The Art of Problem Solving people recently announced their new Alcumus program, which provides online lessons on assorted math topics, including probability and combinatorics, which most math textbooks do not cover well, if at all.

Update October 2011:Alcumus currently complements our Introduction to Algebra, Introduction to Counting & Probability, Introduction to Number Theory, and Prealgebra textbooks, as well as our Algebra 1, Algebra 2, Introduction to Counting & Probability, Introduction to Number Theory, and Prealgebra 1 online courses. We expect to continue to expand topics in Alcumus.

I am signing up all my MathCounts students.
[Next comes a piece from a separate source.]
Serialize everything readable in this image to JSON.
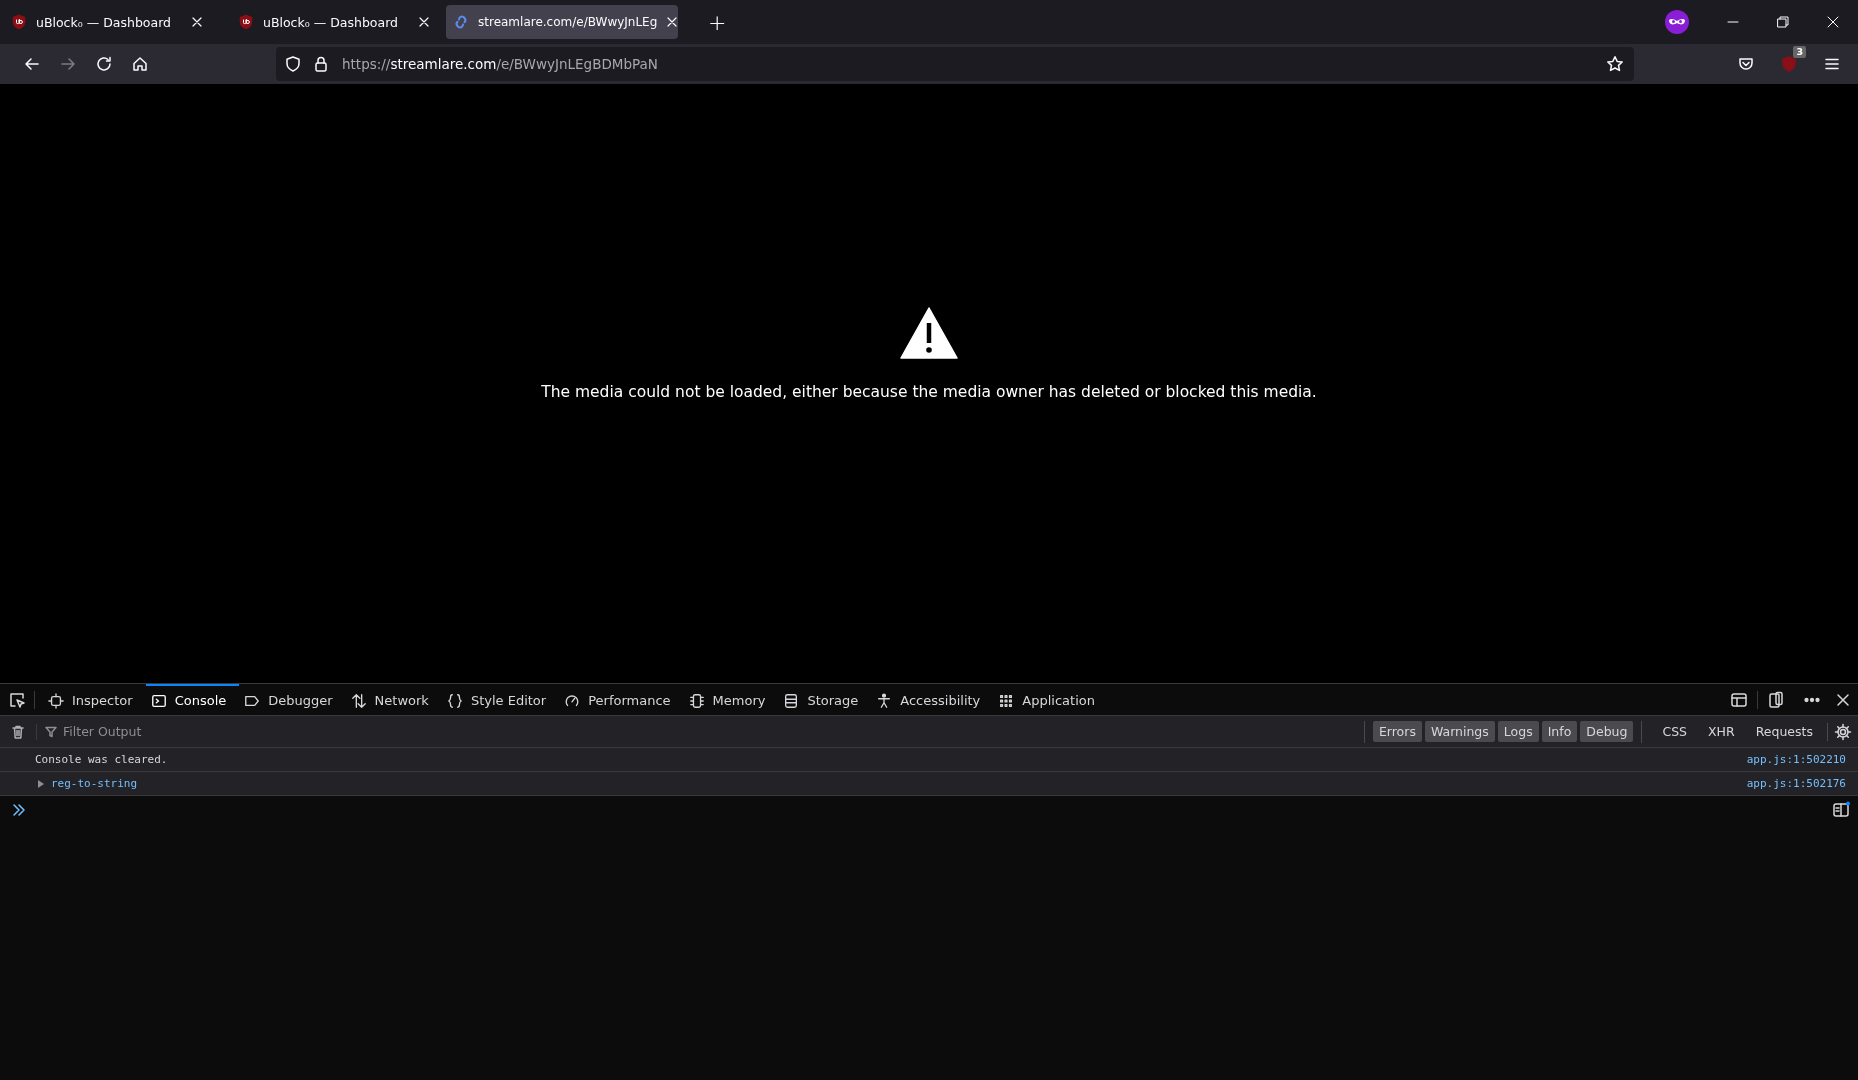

If you’re a homeschooler, we would love to have you join us!

*[Photo by theogeo.]*

Christmas afternoon is a slow time at our house. How shall we while away the hours until the turkey is done? With math, of course!

Check out this puzzle from Blinkdagger.

*[Fature photo above by ThunderChild tm.]*

The last couple of weeks, in Math Club, we’ve been learning to count. My new set of MathCounts students have never heard of combinatorics, so we started at the very beginning:

- Counting and Probability I by Keone Hon
- Counting and Probability by Jason Batterson

Most of our math contest preparation consists of working lots and lots of old test problems. Occasionally, however, I put together a tip sheet summarizing a topic that my students have trouble remembering.

*[Photo by Betsssssy.]*

Do you ever take your kids’ math tests? It helps me remember what it is like to be a student. I push myself to work quickly, trying to finish in about 1/3 the allotted time, to mimic the pressure students feel. And whenever I do this, I find myself prone to the same stupid mistakes that students make.

Even teachers are human.

In this case, it was a multi-step word problem, a barrage of information to stumble through. In the middle of it all sat this statement:

…and there were 3/4 as many dragons as gryphons…

My eyes saw the words, but my mind heard it this way:

…and 3/4 of them were dragons…

What do you think — did I get the answer right? Of course not! Every little word in a math problem is important, and misreading even the smallest word can lead a student astray. My mental glitch encompassed several words, and my final tally of mythological creatures was correspondingly screwy.

But here is the more important question: *Can you explain the difference between these two statements?*

In the first section of George Lenchner’s Creative Problem Solving in School Mathematics, right after his obligatory obeisance to George Polya (see the third quote here), Lechner poses this problem. If you have seen it before, be patient — his point was much more than simply counting blocks.

A wooden cube that measures 3 cm along each edge is painted red. The painted cube is then cut into 1-cm cubes as shown above. How many of the 1-cm cubes do not have red paint on any face?

And then he challenges us as teachers:

Do you have any ideas for extending the problem?

If so, then jot them down.

This is strategically placed at the end of a right-hand page, and I was able to resist turning to read on. I came up with a list of 15 other questions that could have been asked — some of which will be used in future Alexandria Jones stories. Lechner wrote only seven elementary-level problems, and yet his list had at least two questions that I had not considered. How many can you come up with?

I want to tell you a story. Everyone likes a story, right? But at the heart of my story lies a confession that I am afraid will shock many readers. People assume that because I teach math, blog about math, give advice about math on internet forums, and present workshops about teaching math — because I do all this, I must be good at math.

Apply logic to that statement. The conclusion simply isn’t valid. …

**Update:** This post has moved.

Click here to read the new, expanded version

Want to help your kids learn math? Claim your free 24-page problem-solving booklet, and sign up to hear about new books, revisions, and sales or other promotions.

[Rescued from my old blog.]

The blackboard quotes for my math class have been a bit more philosophical the last few weeks:

A good problem should be more than a mere exercise; it should be challenging and not too easily solved by the student, and it should require some “dreaming” time.

—Howard Eves

An Introduction to the History of Mathematics